╭──

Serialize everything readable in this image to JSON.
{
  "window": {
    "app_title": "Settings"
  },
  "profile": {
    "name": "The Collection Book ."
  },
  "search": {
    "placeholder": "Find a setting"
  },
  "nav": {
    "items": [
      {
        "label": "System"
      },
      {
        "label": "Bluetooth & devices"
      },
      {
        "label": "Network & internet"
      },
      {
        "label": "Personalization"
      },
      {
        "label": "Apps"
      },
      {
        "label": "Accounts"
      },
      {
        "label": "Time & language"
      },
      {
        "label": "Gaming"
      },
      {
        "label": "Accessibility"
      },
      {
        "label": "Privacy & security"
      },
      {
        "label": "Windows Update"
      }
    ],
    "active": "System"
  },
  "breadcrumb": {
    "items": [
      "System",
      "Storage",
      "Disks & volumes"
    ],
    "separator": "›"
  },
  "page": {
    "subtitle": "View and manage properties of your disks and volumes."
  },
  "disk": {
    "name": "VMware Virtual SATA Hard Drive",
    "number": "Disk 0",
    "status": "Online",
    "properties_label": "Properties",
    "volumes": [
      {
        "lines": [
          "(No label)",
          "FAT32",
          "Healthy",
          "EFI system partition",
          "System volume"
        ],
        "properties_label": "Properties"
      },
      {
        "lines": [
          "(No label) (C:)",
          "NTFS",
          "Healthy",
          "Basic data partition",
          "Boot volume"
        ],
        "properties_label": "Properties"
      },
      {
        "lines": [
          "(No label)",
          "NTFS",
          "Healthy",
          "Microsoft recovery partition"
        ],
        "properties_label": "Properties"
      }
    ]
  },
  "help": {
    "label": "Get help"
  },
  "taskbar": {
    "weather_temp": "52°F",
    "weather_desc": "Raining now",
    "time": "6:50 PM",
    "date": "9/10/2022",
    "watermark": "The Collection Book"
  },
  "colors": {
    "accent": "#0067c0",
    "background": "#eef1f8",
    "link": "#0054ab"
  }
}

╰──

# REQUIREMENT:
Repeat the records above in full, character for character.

# SOLUTION FOR THIS EXERCISE:
Serialize everything readable in this image to JSON.
{
  "window": {
    "app_title": "Settings"
  },
  "profile": {
    "name": "The Collection Book ."
  },
  "search": {
    "placeholder": "Find a setting"
  },
  "nav": {
    "items": [
      {
        "label": "System"
      },
      {
        "label": "Bluetooth & devices"
      },
      {
        "label": "Network & internet"
      },
      {
        "label": "Personalization"
      },
      {
        "label": "Apps"
      },
      {
        "label": "Accounts"
      },
      {
        "label": "Time & language"
      },
      {
        "label": "Gaming"
      },
      {
        "label": "Accessibility"
      },
      {
        "label": "Privacy & security"
      },
      {
        "label": "Windows Update"
      }
    ],
    "active": "System"
  },
  "breadcrumb": {
    "items": [
      "System",
      "Storage",
      "Disks & volumes"
    ],
    "separator": "›"
  },
  "page": {
    "subtitle": "View and manage properties of your disks and volumes."
  },
  "disk": {
    "name": "VMware Virtual SATA Hard Drive",
    "number": "Disk 0",
    "status": "Online",
    "properties_label": "Properties",
    "volumes": [
      {
        "lines": [
          "(No label)",
          "FAT32",
          "Healthy",
          "EFI system partition",
          "System volume"
        ],
        "properties_label": "Properties"
      },
      {
        "lines": [
          "(No label) (C:)",
          "NTFS",
          "Healthy",
          "Basic data partition",
          "Boot volume"
        ],
        "properties_label": "Properties"
      },
      {
        "lines": [
          "(No label)",
          "NTFS",
          "Healthy",
          "Microsoft recovery partition"
        ],
        "properties_label": "Properties"
      }
    ]
  },
  "help": {
    "label": "Get help"
  },
  "taskbar": {
    "weather_temp": "52°F",
    "weather_desc": "Raining now",
    "time": "6:50 PM",
    "date": "9/10/2022",
    "watermark": "The Collection Book"
  },
  "colors": {
    "accent": "#0067c0",
    "background": "#eef1f8",
    "link": "#0054ab"
  }
}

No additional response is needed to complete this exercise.